I was buoyed today by Peg at Peg O’Leg’s Ramblings. In honor of tax day, she reposted an earlier musing. With her Me No Like-y Tax, she says, “each time the word ‘like’ is used, except to express a preference or to compare things, it will be taxed.”
Being a writer and a bit of a grammar freak, I’m all for it. I once snatched a marker from my daughter’s purse in the middle of Wal-Mart so I could correct a glaring apostrophe lapse on one of their signs. Emily abandoned me in the toothpaste aisle, my marker thrust toward the lights in triumph, but I felt, I knew it was my sworn duty to uphold the standard in this Apostrophe-Challenged World. After all, it’s not the first time I’ve caught Wal-Mart flubbing one of their signs.
But because apostrophe errors are widespread, I had to chill – my self-imposed burden became too much to carry alone. It was easier to let that one go and pick a new battle. Mostly.
Dictionary.com‘s definition of amazing is “to overwhelm with surprise or sudden wonder; astonish greatly.”
I was driving along the other day when I heard a radio ad for The Mineshaft Restaurant outside Milwaukee. Hmmm, I thought. Wonder if this place is worth the drive? After the radio announcer called it “The amazing Mineshaft” at least four times during the 30-second commercial, I decided I just couldn’t go there.

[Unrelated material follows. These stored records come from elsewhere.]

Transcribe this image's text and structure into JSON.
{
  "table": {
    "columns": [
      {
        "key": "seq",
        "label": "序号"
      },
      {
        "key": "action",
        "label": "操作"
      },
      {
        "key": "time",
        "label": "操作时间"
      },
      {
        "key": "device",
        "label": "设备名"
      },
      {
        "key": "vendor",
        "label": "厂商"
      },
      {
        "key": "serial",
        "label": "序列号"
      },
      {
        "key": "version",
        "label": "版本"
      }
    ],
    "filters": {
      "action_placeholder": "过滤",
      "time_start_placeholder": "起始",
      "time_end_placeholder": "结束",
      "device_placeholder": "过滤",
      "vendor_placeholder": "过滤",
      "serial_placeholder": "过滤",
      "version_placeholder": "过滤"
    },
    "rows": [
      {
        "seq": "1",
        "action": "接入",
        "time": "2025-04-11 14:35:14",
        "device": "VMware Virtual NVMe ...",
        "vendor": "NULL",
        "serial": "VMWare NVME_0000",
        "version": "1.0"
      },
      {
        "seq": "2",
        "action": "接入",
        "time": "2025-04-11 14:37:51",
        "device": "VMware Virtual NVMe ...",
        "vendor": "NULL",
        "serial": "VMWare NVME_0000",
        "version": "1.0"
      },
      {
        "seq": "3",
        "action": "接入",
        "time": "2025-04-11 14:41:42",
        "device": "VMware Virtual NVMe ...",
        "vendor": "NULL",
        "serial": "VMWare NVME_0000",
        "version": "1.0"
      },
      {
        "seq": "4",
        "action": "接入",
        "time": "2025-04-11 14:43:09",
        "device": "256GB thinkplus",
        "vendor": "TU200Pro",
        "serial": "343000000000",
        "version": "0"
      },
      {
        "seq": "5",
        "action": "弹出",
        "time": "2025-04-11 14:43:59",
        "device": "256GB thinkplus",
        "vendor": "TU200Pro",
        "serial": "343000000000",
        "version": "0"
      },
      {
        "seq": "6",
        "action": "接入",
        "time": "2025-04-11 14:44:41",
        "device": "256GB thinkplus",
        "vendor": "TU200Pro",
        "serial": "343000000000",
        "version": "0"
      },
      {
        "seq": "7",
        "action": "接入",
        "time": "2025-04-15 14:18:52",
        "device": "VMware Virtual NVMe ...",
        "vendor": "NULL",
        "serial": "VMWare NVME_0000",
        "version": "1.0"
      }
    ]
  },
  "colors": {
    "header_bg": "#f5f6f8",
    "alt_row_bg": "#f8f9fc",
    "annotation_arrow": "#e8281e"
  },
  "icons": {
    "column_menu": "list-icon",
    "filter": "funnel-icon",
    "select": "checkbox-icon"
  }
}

Not because the food isn’t good – I’m sure it is. I’m sure the wait staff is efficient and the place is clean. But when the waiter puts your meal in front of you, will you be speechless because of the astonishing way the pasta has been arranged on the plate? Will the pie bring you to tears? Probably not.
Others are noticing this amazing epidemic. The Huffington Post jumped on the bandwagon, and CBS News went so far as to suggest that amazing be banished. There’s even a Facebook page dedicated to Overuse of the Word Amazing.
The other night I was watching Steven and Chris on CBC. They’re engaging and fun, making fashion and food appealing and enjoyable. Their style consultant dressed her models in spunky spring fashions, then went on to call many of the ensembles amazing. She even called some of them uh-mazing.
The only truly uh-mazing thing I’ve heard lately is when Pope Francis kissed a relic holding the dried blood of St. Gennaro, turning part of the blood to liquid. And the poor guy only got credit for a half-miracle, because not all the blood liquefied. Apparently he didn’t kiss hard enough. Bummer.
So I’m with you, Peg – it’s gotta stop. Not sure if taxing is the answer, but I’ll keep my marker ready just in case…
Early last year, I sent a short story to Guideposts magazine. It was a pared-down, cleaned-up version of a story about my grandma that I submitted sometime back in 2012 or so that they rejected. It was such a nice rejection letter that I couldn’t get too mopey about it – at least for long, anyhow.
But that letter made me rethink the story. Ever pick up an earlier version of something you wrote and think Good grief! What was I thinking?? It’s kind of like that shudder you get when you find an old picture of yourself from the Age of Big Hair. Yeah, you know what I mean.
That first story didn’t have the oomph it needed.
So early last year, I dug grandma out of the slush pile, dusted her off and started rewriting. I tightened everything up and tweaked until the cows came home. Then I sent the story in again.
And didn’t hear anything. For weeks…and months…
I just about shrugged it off for good when I got a call from a story editor at Guideposts. They liked the story and wanted to work with me to make it fit the magazine’s style.
It took a few days of back-and-forth emails and phone calls, but we ironed things out, and throughout, the Guideposts team was upbeat, professional and helpful. It made me recall a few stories I’ve submitted to other publications that have been hacked up and changed so completely that I hardly recognized them as my own work. Guideposts modifications stayed true to my story while it loosened the feel to fit their magazine. It was a good experience, one I hope to repeat soon.
Here’s a link to the story on their website. As an added bonus, you even get a huge view of my head right at the top of the page! Thankfully with no big hair…